I want to go to your home for things to change, 
Zacchaeus is being offered a radical new life.  
He wasn’t being seen as just some short guy or a wealthy man… 

He wasn’t being seen through the lens of others in the crowd: a traitor, or some puppet of Rome… 
 Jesus looked at him right there, right as he was in the midst of his mess with love.  And that look of Love from Jesus made all the difference. It restores his Hope. Zacchaeus who had given up everything in the pursuit of riches, and power does this 180 degree turn – now promising to give all of that up just because of this encounter with Jesus. The lengths Zacchaeus went through just to see Jesus that one day would be incredibly insignificant in comparison to the lengths he’s going to go through from that moment forward.

When we look around our world, it’s not hard to see a lot of hopelessness. A few times a year our University student center has this activity called “Post a secret” where students can anonymously write a post it note and share anything they want. And sadly, every time I glance and read these anonymous cries for help; people, students, brothers and sisters of ours who are experiencing hopelessness saying things like: “I wish my mother loved me” “When a relationship requires depth and work, I’m out” ” I’ve used alcohol to self-medicate anxiety” “I’m afraid because since I don’t know how to love myself, no one else will”. Sometimes, we suppress those types of thoughts and feelings ourselves: When we struggle at work, when there’s difficulties at home, when illness and death hit our loved ones – and we feel like no one knows, no one understands, no one is listening…

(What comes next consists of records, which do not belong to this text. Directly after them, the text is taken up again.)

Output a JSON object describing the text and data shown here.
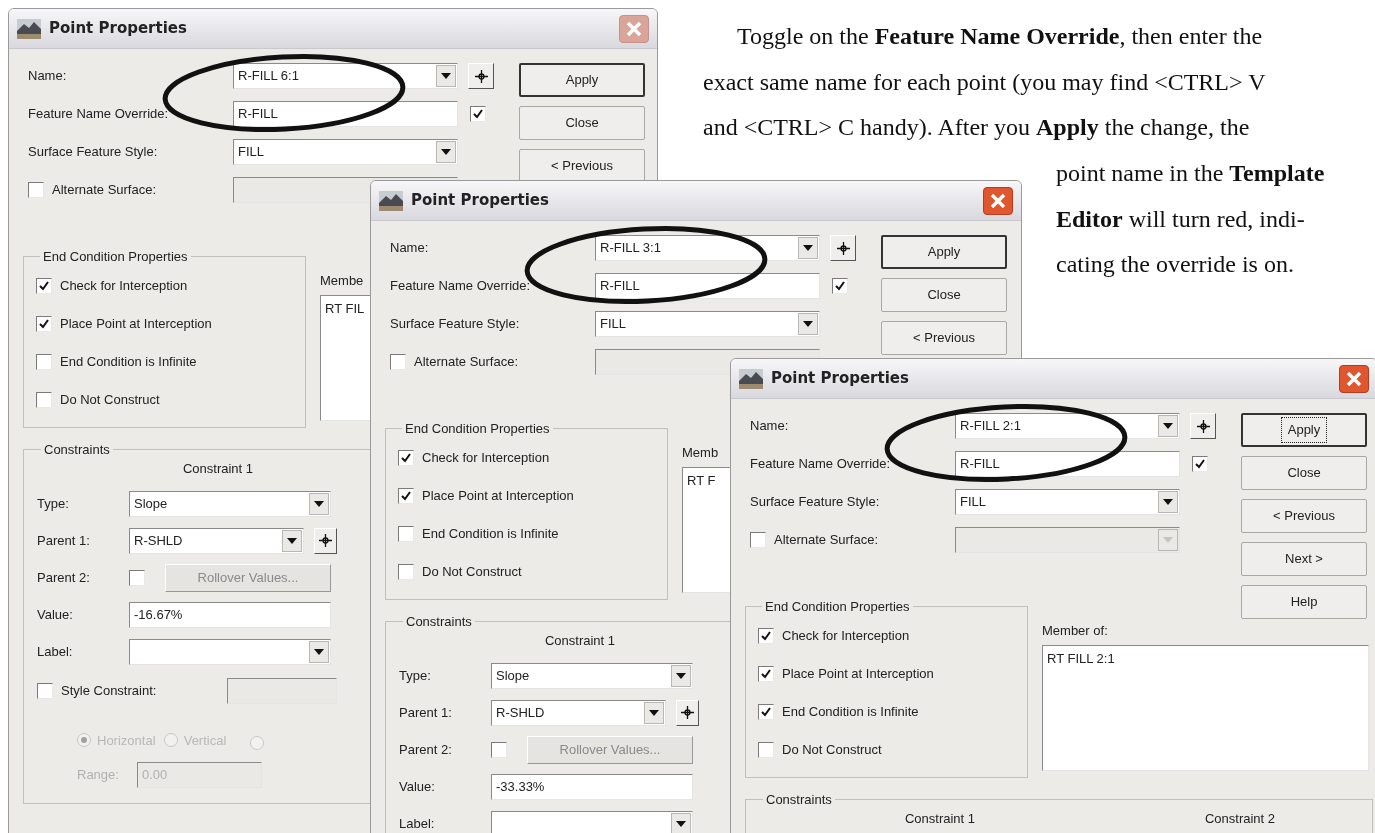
{
  "paragraph": {
    "top_lines": [
      "Toggle on the **Feature Name Override**, then enter the",
      "exact same name for each point (you may find <CTRL> V",
      "and <CTRL> C handy). After you **Apply** the change, the"
    ],
    "side_lines": [
      "point name in the **Template**",
      "**Editor** will turn red, indi-",
      "cating the override is on."
    ]
  },
  "dialogs": [
    {
      "title": "Point Properties",
      "active": false,
      "circled": true,
      "fields": [
        {
          "kind": "combo",
          "label": "Name:",
          "value": "R-FILL 6:1",
          "pick": true
        },
        {
          "kind": "text",
          "label": "Feature Name Override:",
          "value": "R-FILL",
          "checked": true
        },
        {
          "kind": "combo",
          "label": "Surface Feature Style:",
          "value": "FILL"
        },
        {
          "kind": "check-field",
          "label": "Alternate Surface:",
          "checked": false,
          "disabled": true
        }
      ],
      "buttons": [
        {
          "label": "Apply",
          "default": true,
          "focused": false
        },
        {
          "label": "Close",
          "default": false,
          "focused": false
        },
        {
          "label": "< Previous",
          "default": false,
          "focused": false
        }
      ],
      "end_condition": {
        "title": "End Condition Properties",
        "items": [
          {
            "label": "Check for Interception",
            "checked": true
          },
          {
            "label": "Place Point at Interception",
            "checked": true
          },
          {
            "label": "End Condition is Infinite",
            "checked": false
          },
          {
            "label": "Do Not Construct",
            "checked": false
          }
        ]
      },
      "member_of": {
        "label": "Membe",
        "items": [
          "RT FIL"
        ]
      },
      "constraints": {
        "title": "Constraints",
        "columns": [
          {
            "heading": "Constraint 1",
            "rows": [
              {
                "kind": "combo",
                "label": "Type:",
                "value": "Slope"
              },
              {
                "kind": "combo",
                "label": "Parent 1:",
                "value": "R-SHLD",
                "pick": true
              },
              {
                "kind": "parent2",
                "label": "Parent 2:",
                "checked": false,
                "button": "Rollover Values...",
                "disabled": true
              },
              {
                "kind": "text",
                "label": "Value:",
                "value": "-16.67%"
              },
              {
                "kind": "combo",
                "label": "Label:"
              },
              {
                "kind": "style",
                "label": "Style Constraint:",
                "checked": false
              },
              {
                "kind": "radios",
                "disabled": true,
                "options": [
                  {
                    "label": "Horizontal",
                    "selected": true
                  },
                  {
                    "label": "Vertical",
                    "selected": false
                  },
                  {
                    "selected": false
                  }
                ]
              },
              {
                "kind": "range",
                "label": "Range:",
                "value": "0.00",
                "disabled": true
              }
            ]
          }
        ]
      }
    },
    {
      "title": "Point Properties",
      "active": true,
      "circled": true,
      "fields": [
        {
          "kind": "combo",
          "label": "Name:",
          "value": "R-FILL 3:1",
          "pick": true
        },
        {
          "kind": "text",
          "label": "Feature Name Override:",
          "value": "R-FILL",
          "checked": true
        },
        {
          "kind": "combo",
          "label": "Surface Feature Style:",
          "value": "FILL"
        },
        {
          "kind": "check-field",
          "label": "Alternate Surface:",
          "checked": false,
          "disabled": true
        }
      ],
      "buttons": [
        {
          "label": "Apply",
          "default": true,
          "focused": false
        },
        {
          "label": "Close",
          "default": false,
          "focused": false
        },
        {
          "label": "< Previous",
          "default": false,
          "focused": false
        }
      ],
      "end_condition": {
        "title": "End Condition Properties",
        "items": [
          {
            "label": "Check for Interception",
            "checked": true
          },
          {
            "label": "Place Point at Interception",
            "checked": true
          },
          {
            "label": "End Condition is Infinite",
            "checked": false
          },
          {
            "label": "Do Not Construct",
            "checked": false
          }
        ]
      },
      "member_of": {
        "label": "Memb",
        "items": [
          "RT F"
        ]
      },
      "constraints": {
        "title": "Constraints",
        "columns": [
          {
            "heading": "Constraint 1",
            "rows": [
              {
                "kind": "combo",
                "label": "Type:",
                "value": "Slope"
              },
              {
                "kind": "combo",
                "label": "Parent 1:",
                "value": "R-SHLD",
                "pick": true
              },
              {
                "kind": "parent2",
                "label": "Parent 2:",
                "checked": false,
                "button": "Rollover Values...",
                "disabled": true
              },
              {
                "kind": "text",
                "label": "Value:",
                "value": "-33.33%"
              },
              {
                "kind": "combo",
                "label": "Label:"
              }
            ]
          }
        ]
      }
    },
    {
      "title": "Point Properties",
      "active": true,
      "circled": true,
      "fields": [
        {
          "kind": "combo",
          "label": "Name:",
          "value": "R-FILL 2:1",
          "pick": true
        },
        {
          "kind": "text",
          "label": "Feature Name Override:",
          "value": "R-FILL",
          "checked": true
        },
        {
          "kind": "combo",
          "label": "Surface Feature Style:",
          "value": "FILL"
        },
        {
          "kind": "check-combo",
          "label": "Alternate Surface:",
          "checked": false,
          "disabled": true
        }
      ],
      "buttons": [
        {
          "label": "Apply",
          "default": true,
          "focused": true
        },
        {
          "label": "Close",
          "default": false,
          "focused": false
        },
        {
          "label": "< Previous",
          "default": false,
          "focused": false
        },
        {
          "label": "Next >",
          "default": false,
          "focused": false
        },
        {
          "label": "Help",
          "default": false,
          "focused": false
        }
      ],
      "end_condition": {
        "title": "End Condition Properties",
        "items": [
          {
            "label": "Check for Interception",
            "checked": true
          },
          {
            "label": "Place Point at Interception",
            "checked": true
          },
          {
            "label": "End Condition is Infinite",
            "checked": true
          },
          {
            "label": "Do Not Construct",
            "checked": false
          }
        ]
      },
      "member_of": {
        "label": "Member of:",
        "items": [
          "RT FILL 2:1"
        ]
      },
      "constraints": {
        "title": "Constraints",
        "columns": [
          {
            "heading": "Constraint 1"
          },
          {
            "heading": "Constraint 2"
          }
        ]
      }
    }
  ]
}
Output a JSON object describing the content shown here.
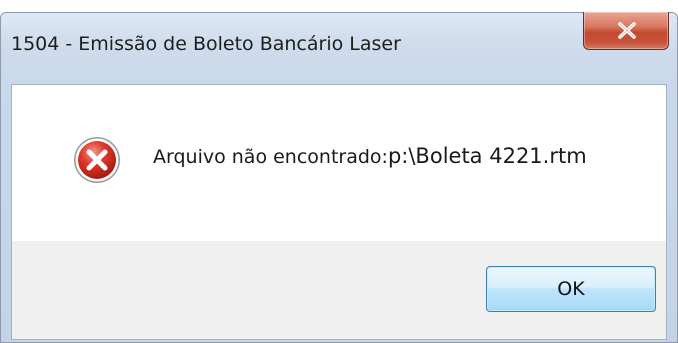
{
  "window": {
    "title": "1504 - Emissão de Boleto Bancário Laser",
    "close_glyph": "x"
  },
  "message": {
    "text": "Arquivo não encontrado:",
    "path": "p:\\Boleta 4221.rtm",
    "icon": "error-icon"
  },
  "buttons": {
    "ok_label": "OK"
  },
  "colors": {
    "close_button": "#c24b31",
    "ok_button_border": "#3c7fb1",
    "error_icon_red": "#d42a20"
  }
}
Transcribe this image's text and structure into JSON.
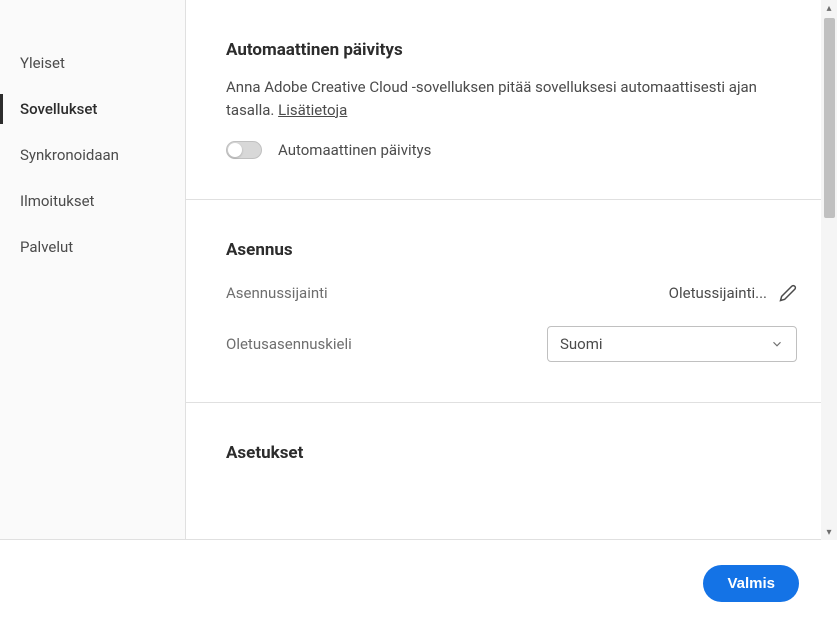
{
  "sidebar": {
    "items": [
      {
        "label": "Yleiset",
        "active": false
      },
      {
        "label": "Sovellukset",
        "active": true
      },
      {
        "label": "Synkronoidaan",
        "active": false
      },
      {
        "label": "Ilmoitukset",
        "active": false
      },
      {
        "label": "Palvelut",
        "active": false
      }
    ]
  },
  "sections": {
    "autoUpdate": {
      "title": "Automaattinen päivitys",
      "description": "Anna Adobe Creative Cloud -sovelluksen pitää sovelluksesi automaattisesti ajan tasalla. ",
      "linkText": "Lisätietoja",
      "toggleLabel": "Automaattinen päivitys",
      "toggleOn": false
    },
    "install": {
      "title": "Asennus",
      "locationLabel": "Asennussijainti",
      "locationValue": "Oletussijainti...",
      "langLabel": "Oletusasennuskieli",
      "langValue": "Suomi"
    },
    "settings": {
      "title": "Asetukset"
    }
  },
  "footer": {
    "doneLabel": "Valmis"
  }
}
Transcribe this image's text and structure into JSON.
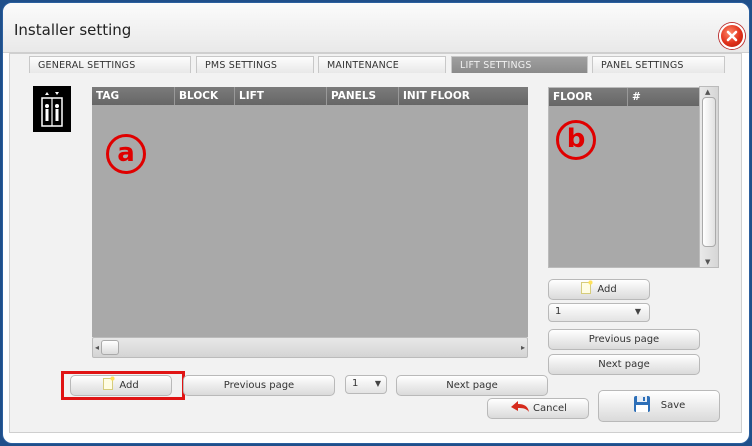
{
  "window": {
    "title": "Installer setting"
  },
  "tabs": [
    {
      "label": "GENERAL SETTINGS",
      "active": false
    },
    {
      "label": "PMS SETTINGS",
      "active": false
    },
    {
      "label": "MAINTENANCE",
      "active": false
    },
    {
      "label": "LIFT SETTINGS",
      "active": true
    },
    {
      "label": "PANEL SETTINGS",
      "active": false
    }
  ],
  "lift_table": {
    "columns": [
      "TAG",
      "BLOCK",
      "LIFT",
      "PANELS",
      "INIT FLOOR"
    ],
    "rows": []
  },
  "floor_table": {
    "columns": [
      "FLOOR",
      "#"
    ],
    "rows": []
  },
  "annotations": {
    "a": "a",
    "b": "b"
  },
  "bottom_bar": {
    "add_label": "Add",
    "previous_label": "Previous page",
    "page_value": "1",
    "next_label": "Next page",
    "cancel_label": "Cancel",
    "save_label": "Save"
  },
  "floor_controls": {
    "add_label": "Add",
    "page_value": "1",
    "previous_label": "Previous page",
    "next_label": "Next page"
  },
  "colors": {
    "highlight": "#e01414",
    "active_tab": "#8a8a8a",
    "grid": "#a9a9a9"
  },
  "icons": [
    "close-icon",
    "lift-icon",
    "add-icon",
    "undo-icon",
    "save-icon"
  ]
}
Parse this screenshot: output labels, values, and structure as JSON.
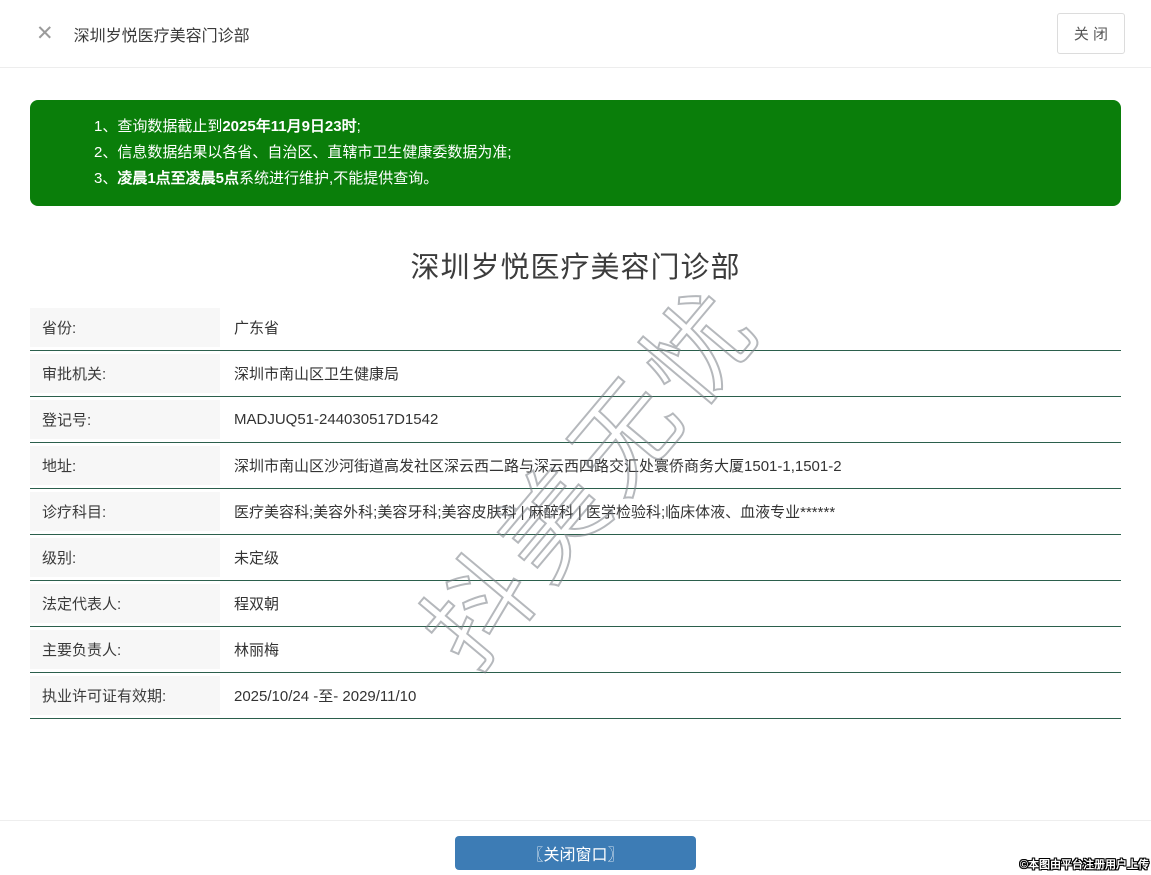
{
  "header": {
    "close_icon": "✕",
    "title": "深圳岁悦医疗美容门诊部",
    "close_button_label": "关 闭"
  },
  "notice": {
    "lines": [
      {
        "pre": "1、查询数据截止到",
        "bold": "2025年11月9日23时",
        "post": ";"
      },
      {
        "pre": "2、信息数据结果以各省、自治区、直辖市卫生健康委数据为准;",
        "bold": "",
        "post": ""
      },
      {
        "pre": "3、",
        "bold": "凌晨1点至凌晨5点",
        "post": "系统进行维护,不能提供查询。"
      }
    ]
  },
  "main": {
    "title": "深圳岁悦医疗美容门诊部",
    "fields": [
      {
        "label": "省份:",
        "value": "广东省"
      },
      {
        "label": "审批机关:",
        "value": "深圳市南山区卫生健康局"
      },
      {
        "label": "登记号:",
        "value": "MADJUQ51-244030517D1542"
      },
      {
        "label": "地址:",
        "value": "深圳市南山区沙河街道高发社区深云西二路与深云西四路交汇处寰侨商务大厦1501-1,1501-2"
      },
      {
        "label": "诊疗科目:",
        "value": "医疗美容科;美容外科;美容牙科;美容皮肤科 | 麻醉科 | 医学检验科;临床体液、血液专业******"
      },
      {
        "label": "级别:",
        "value": "未定级"
      },
      {
        "label": "法定代表人:",
        "value": "程双朝"
      },
      {
        "label": "主要负责人:",
        "value": "林丽梅"
      },
      {
        "label": "执业许可证有效期:",
        "value": "2025/10/24 -至- 2029/11/10"
      }
    ],
    "watermark": "抖美无忧"
  },
  "footer": {
    "close_window_button": "〖关闭窗口〗",
    "credit": "©本图由平台注册用户上传"
  },
  "colors": {
    "notice_green": "#0a7e0a",
    "row_divider_green": "#2b5f4c",
    "button_blue": "#3d7cb5"
  }
}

The beauty of this story – the beauty of the Gospel – is that our stories are never finished. We don’t have to give into the lies that others say about us, or that we tell ourselves. That were not good enough, holy enough, worthy enough to be in Jesus presence. The reality is Jesus is searching for us, wanting to gaze on us with His eyes of Love. Despite how trapped we might think we are by the poor decisions we’ve made, despite the prisons we find ourselves confined to because of whatever mistakes we keep letting define us and weigh us down, Jesus offers us true freedom when we lift our downcast eyes to look to Jesus- when we stop listening to the devil’s insistence that our past is our present and future and hear Jesus offering us His Love, His Mercy and calling us to change our lives here and now by becoming loving and merciful ourselves. When we allow him to, we discover the truth of what Pope Francis recently said: “Even in the darkest moments: in the times of sin, in the times of fragility, in the times of failure, I looked to Jesus and I trusted Him and He did not abandon me. He is a faithful companion.”

May Zacchaeus prompt in us: the boldness to not let anything prevent us from seeing Jesus; the humility in letting Him look at us as we are; the courage to let His look of Love transform our lives – so that when the final story of our life is written, it will testify to the world of the Hope that is found in being loved by Jesus.